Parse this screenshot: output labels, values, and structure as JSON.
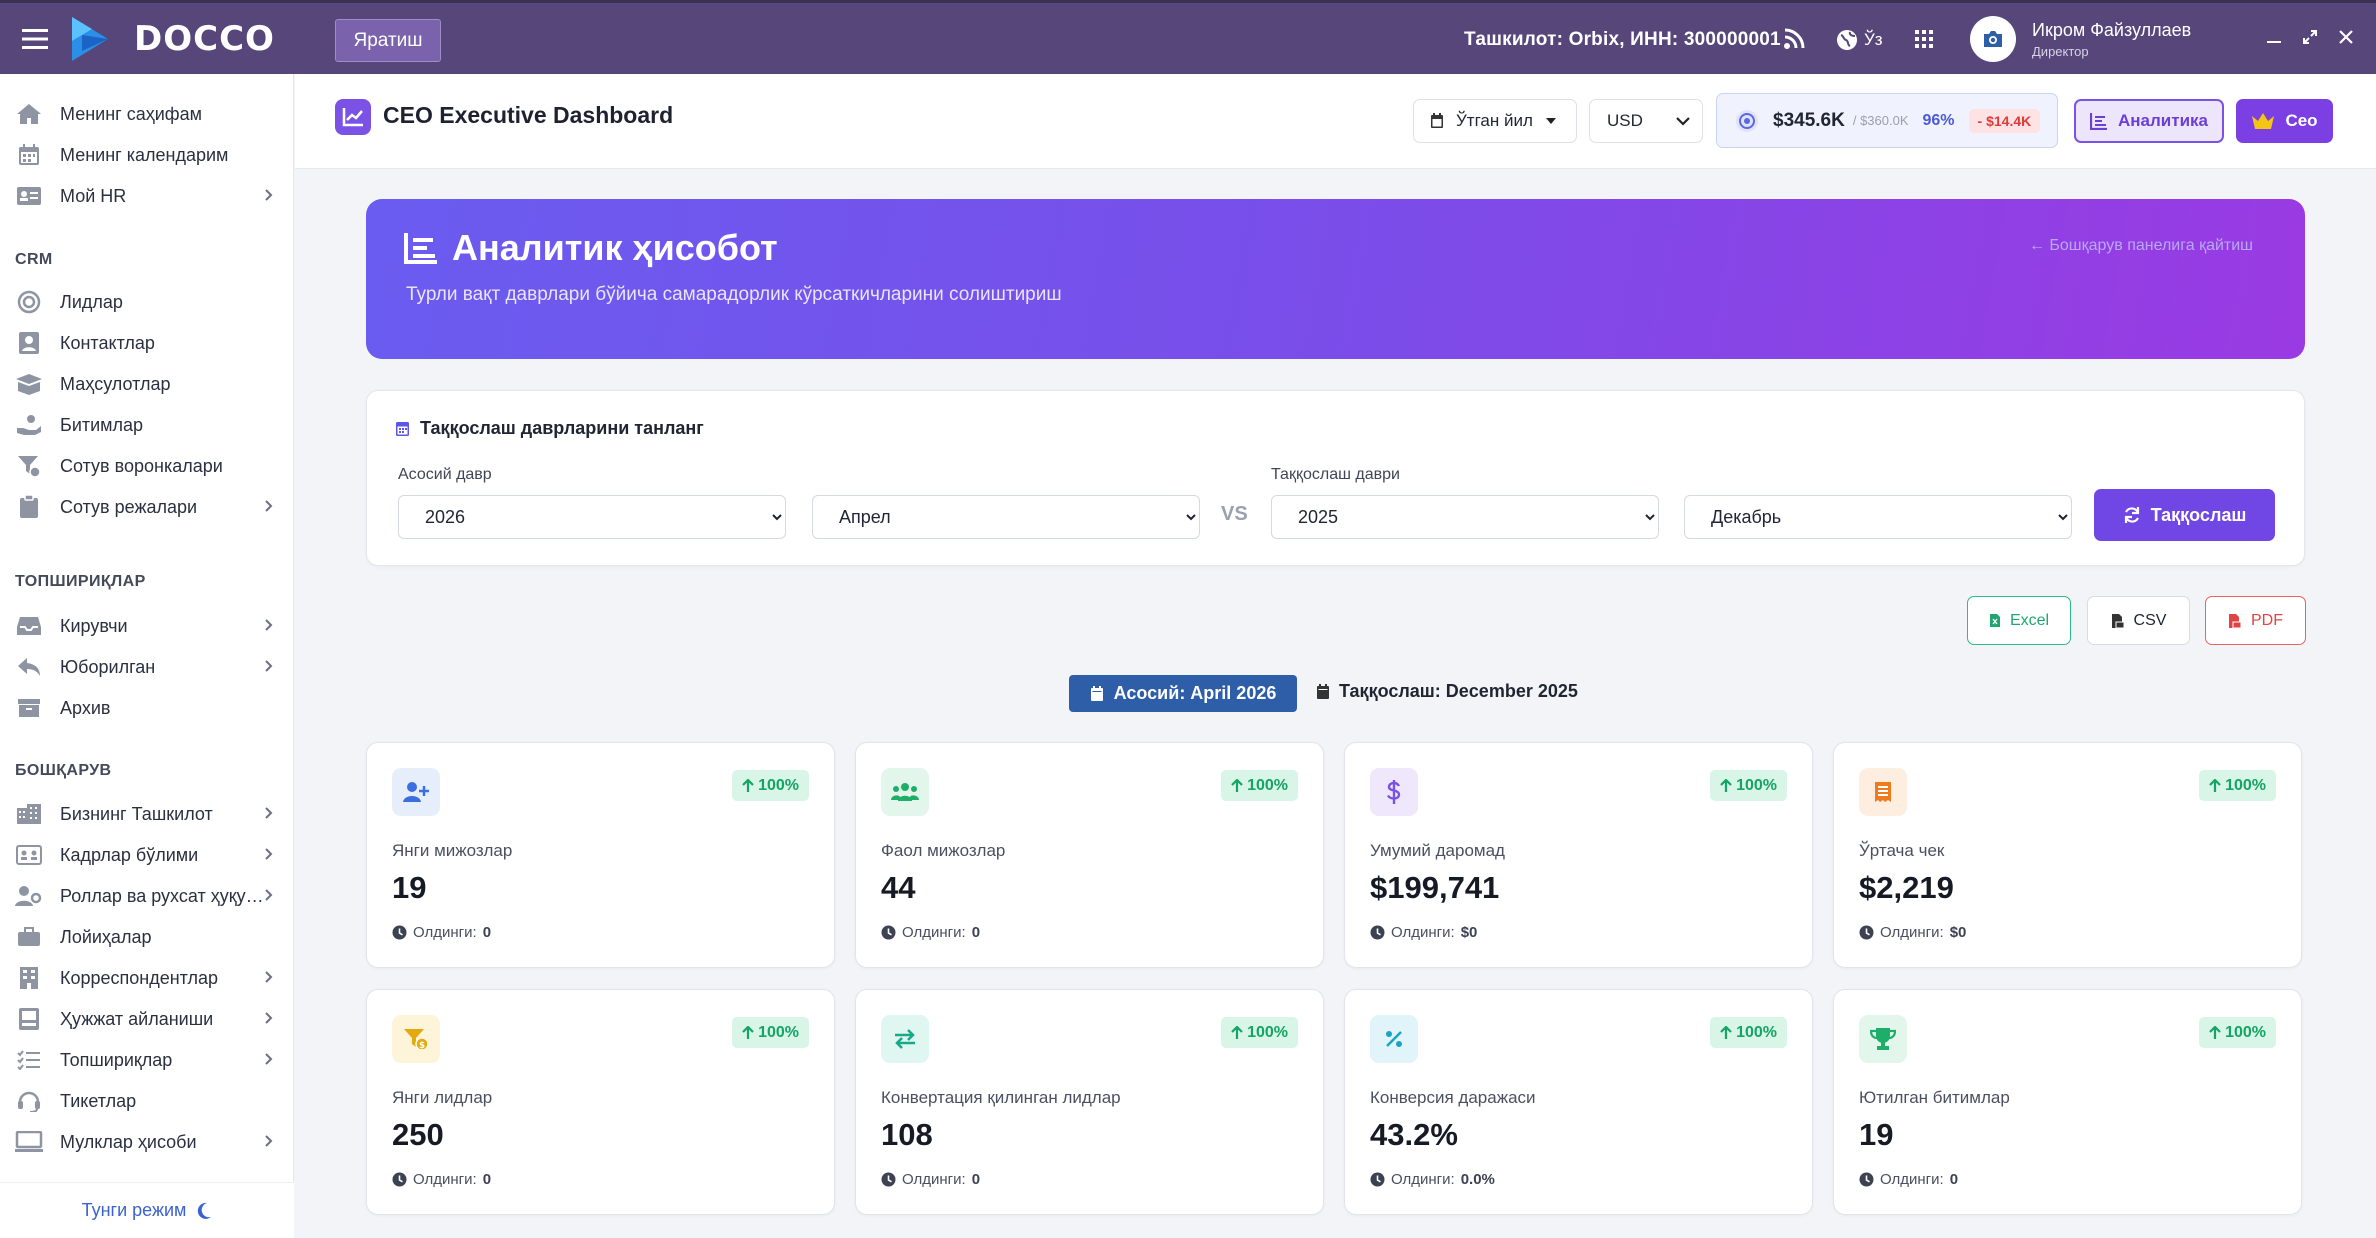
{
  "app": {
    "brand": "DOCCO",
    "create_label": "Яратиш"
  },
  "topbar": {
    "org": "Ташкилот: Orbix,  ИНН: 300000001",
    "lang": "Ўз",
    "user_name": "Икром Файзуллаев",
    "user_role": "Директор"
  },
  "sidebar": {
    "top_items": [
      {
        "label": "Менинг саҳифам",
        "icon": "home-icon"
      },
      {
        "label": "Менинг календарим",
        "icon": "calendar-icon"
      },
      {
        "label": "Мой HR",
        "icon": "id-card-icon"
      }
    ],
    "crm_title": "CRM",
    "crm_items": [
      {
        "label": "Лидлар",
        "icon": "target-icon"
      },
      {
        "label": "Контактлар",
        "icon": "contact-icon"
      },
      {
        "label": "Маҳсулотлар",
        "icon": "boxes-icon"
      },
      {
        "label": "Битимлар",
        "icon": "hand-coin-icon"
      },
      {
        "label": "Сотув воронкалари",
        "icon": "funnel-icon"
      },
      {
        "label": "Сотув режалари",
        "icon": "clipboard-icon"
      }
    ],
    "tasks_title": "ТОПШИРИҚЛАР",
    "tasks_items": [
      {
        "label": "Кирувчи",
        "icon": "inbox-icon"
      },
      {
        "label": "Юборилган",
        "icon": "reply-icon"
      },
      {
        "label": "Архив",
        "icon": "archive-icon"
      }
    ],
    "manage_title": "БОШҚАРУВ",
    "manage_items": [
      {
        "label": "Бизнинг Ташкилот",
        "icon": "building-icon"
      },
      {
        "label": "Кадрлар бўлими",
        "icon": "staff-icon"
      },
      {
        "label": "Роллар ва рухсат ҳуқу…",
        "icon": "user-key-icon"
      },
      {
        "label": "Лойиҳалар",
        "icon": "briefcase-icon"
      },
      {
        "label": "Корреспондентлар",
        "icon": "office-icon"
      },
      {
        "label": "Ҳужжат айланиши",
        "icon": "document-flow-icon"
      },
      {
        "label": "Топшириқлар",
        "icon": "task-list-icon"
      },
      {
        "label": "Тикетлар",
        "icon": "headset-icon"
      },
      {
        "label": "Мулклар ҳисоби",
        "icon": "monitor-icon"
      }
    ],
    "night_mode": "Тунги режим"
  },
  "header": {
    "title": "CEO Executive Dashboard",
    "period": "Ўтган йил",
    "currency": "USD",
    "kpi": {
      "amount": "$345.6K",
      "target": "/ $360.0K",
      "percent": "96%",
      "diff": "- $14.4K"
    },
    "analytics_label": "Аналитика",
    "ceo_label": "Ceo"
  },
  "hero": {
    "title": "Аналитик ҳисобот",
    "subtitle": "Турли вақт даврлари бўйича самарадорлик кўрсаткичларини солиштириш",
    "back_link": "← Бошқарув панелига қайтиш"
  },
  "compare": {
    "title": "Таққослаш даврларини танланг",
    "base_label": "Асосий давр",
    "cmp_label": "Таққослаш даври",
    "base_year": "2026",
    "base_month": "Апрел",
    "cmp_year": "2025",
    "cmp_month": "Декабрь",
    "vs": "VS",
    "button": "Таққослаш"
  },
  "exports": {
    "excel": "Excel",
    "csv": "CSV",
    "pdf": "PDF"
  },
  "periods": {
    "base": "Асосий: April 2026",
    "comparison": "Таққослаш: December 2025"
  },
  "cards": [
    {
      "label": "Янги мижозлар",
      "value": "19",
      "trend": "100%",
      "prev_label": "Олдинги:",
      "prev": "0",
      "icon": "user-plus-icon",
      "color": "#3b6fe0",
      "bg": "#e6eefc"
    },
    {
      "label": "Фаол мижозлар",
      "value": "44",
      "trend": "100%",
      "prev_label": "Олдинги:",
      "prev": "0",
      "icon": "users-icon",
      "color": "#1fae6a",
      "bg": "#e3f6ec"
    },
    {
      "label": "Умумий даромад",
      "value": "$199,741",
      "trend": "100%",
      "prev_label": "Олдинги:",
      "prev": "$0",
      "icon": "dollar-icon",
      "color": "#7b52e6",
      "bg": "#efe8fc"
    },
    {
      "label": "Ўртача чек",
      "value": "$2,219",
      "trend": "100%",
      "prev_label": "Олдинги:",
      "prev": "$0",
      "icon": "receipt-icon",
      "color": "#f07a1c",
      "bg": "#fdeee0"
    },
    {
      "label": "Янги лидлар",
      "value": "250",
      "trend": "100%",
      "prev_label": "Олдинги:",
      "prev": "0",
      "icon": "funnel-dollar-icon",
      "color": "#e3a90e",
      "bg": "#fdf4d9"
    },
    {
      "label": "Конвертация қилинган лидлар",
      "value": "108",
      "trend": "100%",
      "prev_label": "Олдинги:",
      "prev": "0",
      "icon": "exchange-icon",
      "color": "#17a98a",
      "bg": "#e0f6f0"
    },
    {
      "label": "Конверсия даражаси",
      "value": "43.2%",
      "trend": "100%",
      "prev_label": "Олдинги:",
      "prev": "0.0%",
      "icon": "percent-icon",
      "color": "#1aa3c4",
      "bg": "#e0f4f9"
    },
    {
      "label": "Ютилган битимлар",
      "value": "19",
      "trend": "100%",
      "prev_label": "Олдинги:",
      "prev": "0",
      "icon": "trophy-icon",
      "color": "#1fae6a",
      "bg": "#e3f6ec"
    }
  ]
}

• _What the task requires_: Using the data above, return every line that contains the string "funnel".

• _Result of this task_:
        "icon": "funnel-icon"
      "icon": "funnel-dollar-icon",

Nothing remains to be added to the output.